December 14, 2009, - 1:16 pm
As much as we hear the undue whining about alleged “Islamophobia,” Jews never flew planes into buildings to murder 3,000 Americans. And yet the protests and religious hatred is, yet again, aimed at them.
Take this latest instance of masked Nazis shouting obscenities at a Chanukah menorah-lighting ceremony. I am heartened by the reports that passersby yelled at the Nazis and waved in support of the menorah-lighters. (But I’m also disappointed because I see this every day, when I get e-mails from conservatives who are supposed to be on my side spewing anti-Semitism and blaming Obama and the economy on the Jews; and when Michelle Malkin links to and promotes openly anti-Semitic articles on the racist and bigoted VDare site (a site which hilariously attacks Chanukah as a “multi-cultural” fake holiday) and helps promote and raise money for those who praise and condone Holocaust-denying Muslim death, rape and torture threats on Jews, both of which she proudly did recently. Jew-hatred is no longer the property of the left.)
Pouring rain failed to dampen the spirits of a small group of families huddled on the Sherman Green gazebo to light a menorah on the third night of Hanukkah Sunday.
Neither did three masked men, who carrying Nazi flags and shouting obscenities, tried to disrupt the ceremony until they fled when police arrived.
“I’m glad I was there,” said Fairfield First Selectman Kenneth Flatto.
So was Rabbi Shlame Landa who staged the ceremony for Chabad of Fairfield.
“It’s important to see we don’t back down from spreading goodness and light,” said Landa.
The men, dressed in black, showed up just as the ceremony was beginning, stayed on the sidewalk about 20 yards from the gazebo. Each carried a flag held in outstretched arms. One flag bore a swastika, another an iron cross.
From his vantage point, Flatto said he could hear obscenities . . . . In the interim, a number of passers-by not involved in the ceremony started yelling at the masked men. Some waved at the menorah lighters. A few joined in the ceremony. When police showed up, the men left in a car headed west on the Post Road with police trailing behind them. It is unclear if the men were stopped by police. . . .
“These people came to try and mar a ceremony,” he said of the masked men. “They did not succeed. Everyone there pretty much ignored that and focused on what is good about the holiday … a celebration of the festival of lights.”
Landa said it wasn’t a stretch to feel a little by like the Maccabees — on whom the story of Hanukkah is based. After battling religious persecution in 60 B.C.E., a small band of Jews lit a nine branched candelabra called a menorah to help resanctify their temple. The menorah is lit each night during the eight-day festival.

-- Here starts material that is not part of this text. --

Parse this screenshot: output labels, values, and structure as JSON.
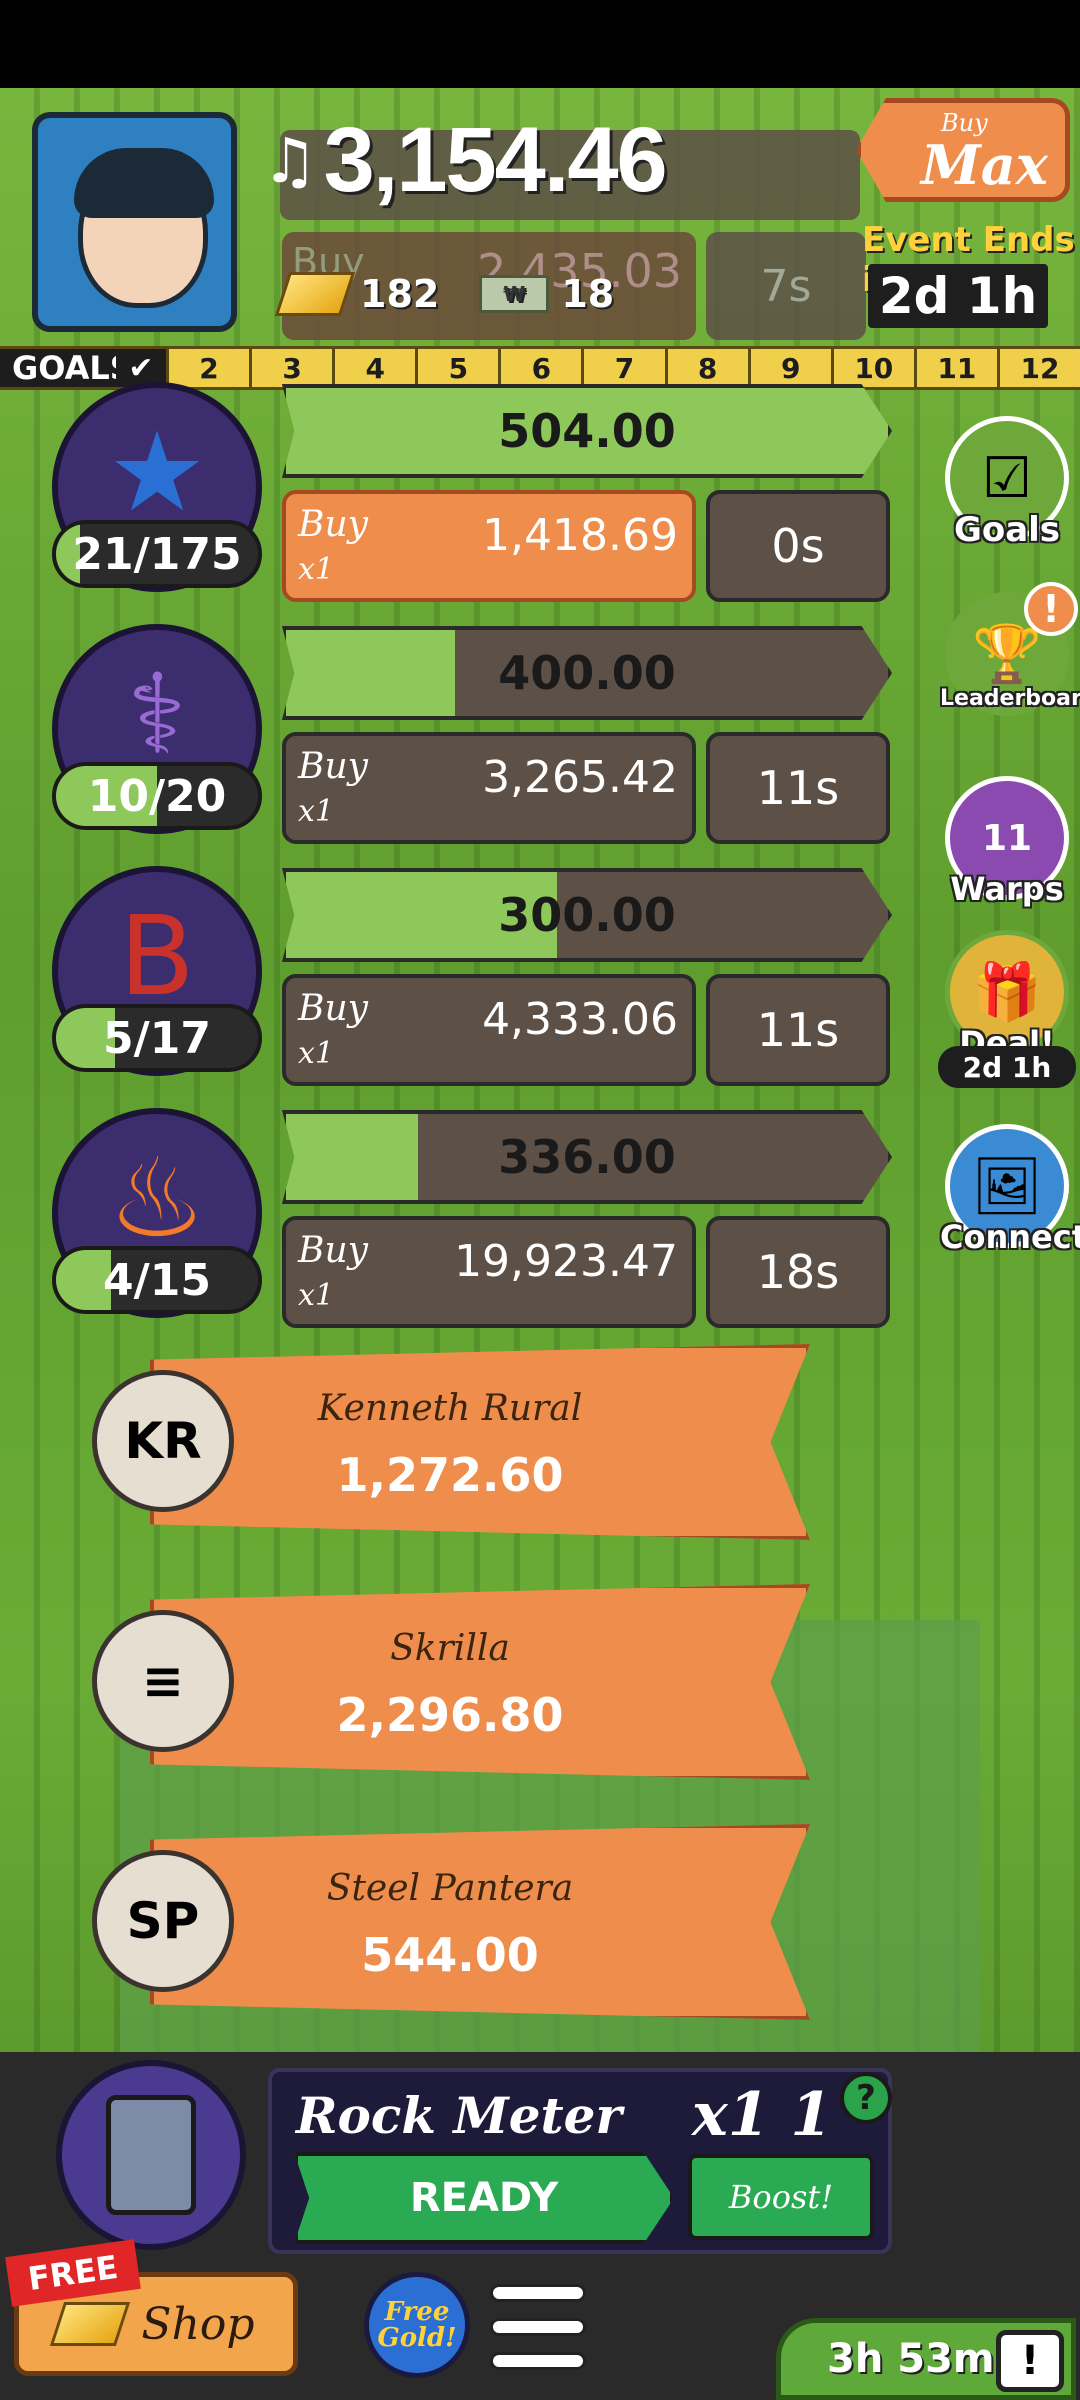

“We continue that battle,” said Landa. “The way we chose to battle darkness is to add a little bit more light. By doing a little bit more goodness is how we fight people who hate. That is what we tried to do tonight.”
Landa has been planning the menorah lighting for weeks and secured a permit from the town Park and Recreation Department. He had hoped to have many more than the 20 or so who braved a freezing rain. He said he wasn’t really focused on what was occurring on the sidewalk, but did notice the numbers in the gazebo seemed to swell a bit toward the end of the short ceremony, which included the lighting of a 9-foot portable menorah, followed by songs and refreshments.

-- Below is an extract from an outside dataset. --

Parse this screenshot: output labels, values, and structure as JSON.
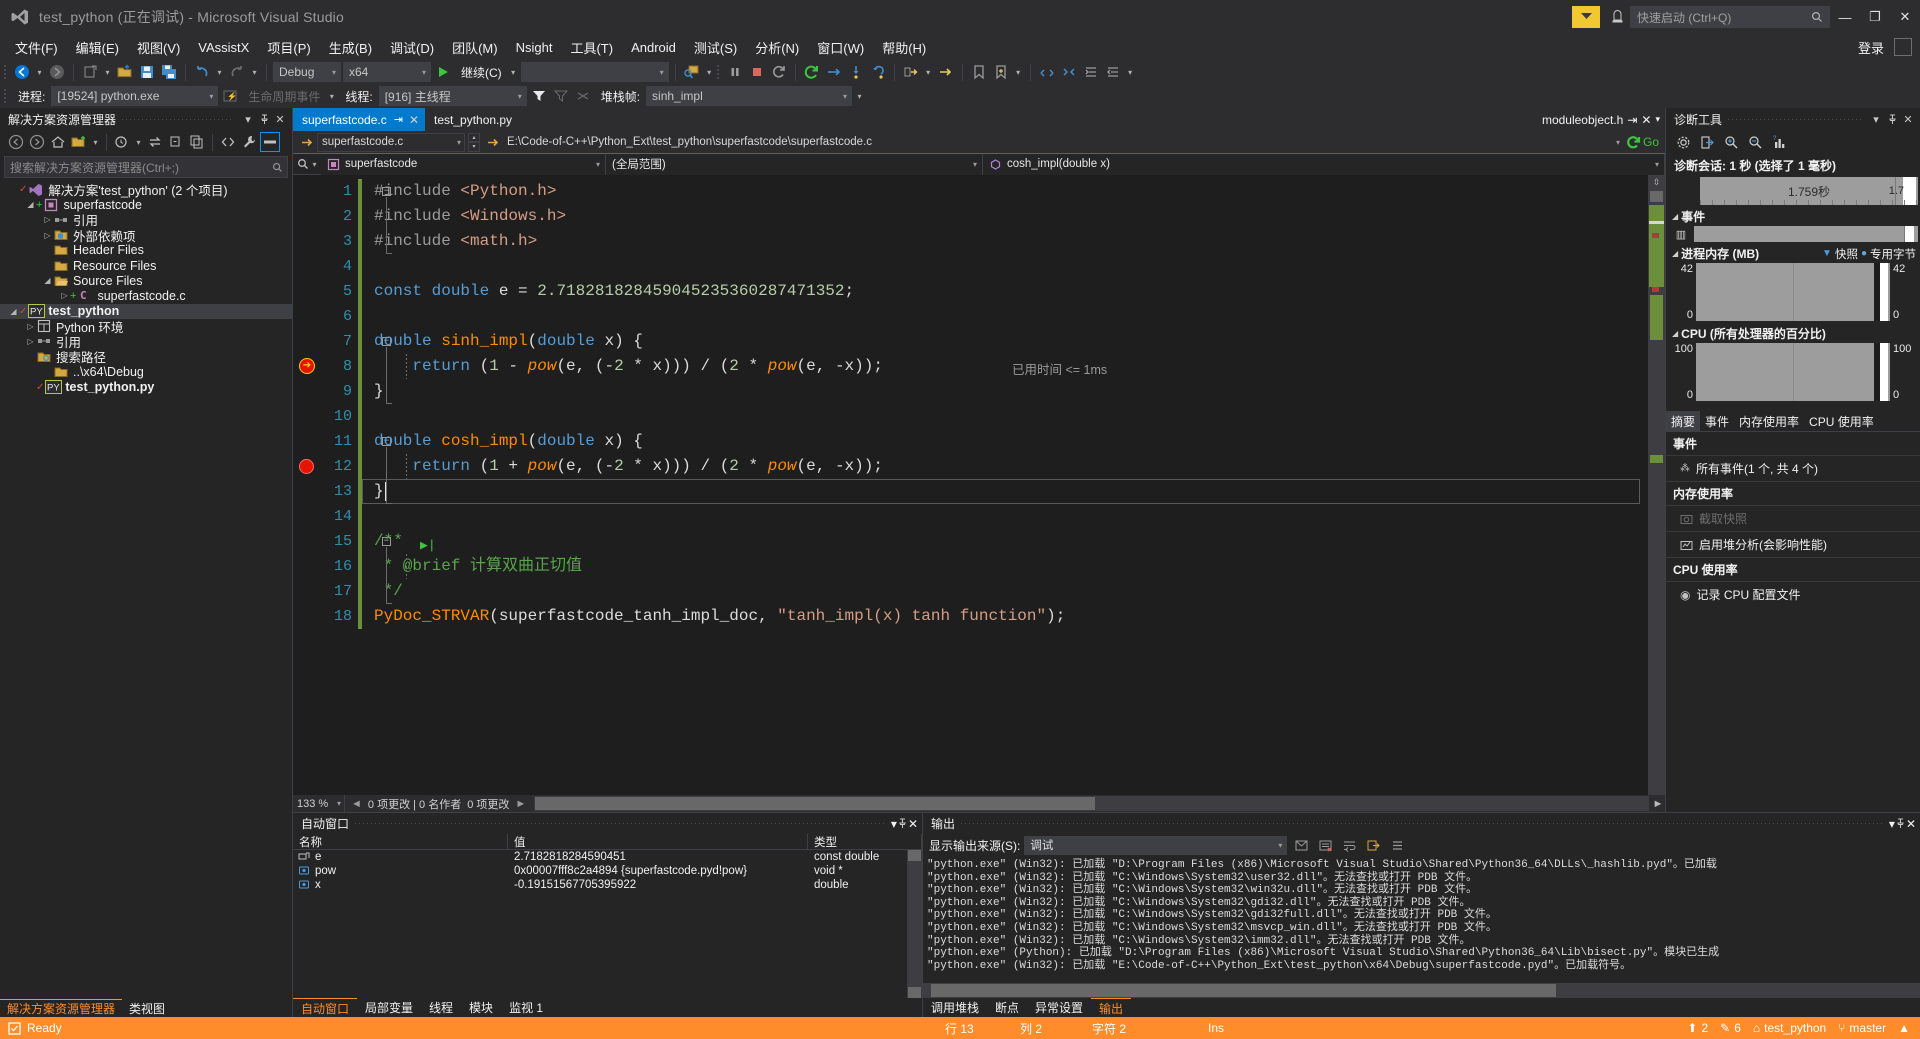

“I told my wife, Miriam, on the way home, if (the masked men) came out in the rain, how much more does it say that we have to be there,” he added. “We really had to be there tonight. If not, they would have won half the battle.”
Kudos to Rabbi Landa and the gentile Selectman, Mr. Flatto. Sadly, anti-Semitism is growing and not just outside the U.S. And places where it was recently mostly frowned upon–such as the conservative right– are now rife with anti-Semitism, too. It’s not just Muslims and a fringe of neo-Nazis that embrace this Jew-hatred, today. While most Americans still frown on it, it’s growing all over the place. And while Jewish Americans celebrate this festival of light–of the few Maccabees beating the many forces of Antiochus Epiphanes and other miracles–all Americans must recognize the growing darkness that visits the Jewish people in every generation, and in every tough economic time.
Tags: anti-Semitism, Chabad, Channukah, Chanukah, Chanukkah, Connecticut, Fairfield, Hannukah, Hanukah, Hanukkah, Kenneth Flatto, Lubavitch, menorah, Michelle Malkin, neo-Nazis, Rabbi Shlomo Landa, Sherman Green gazebo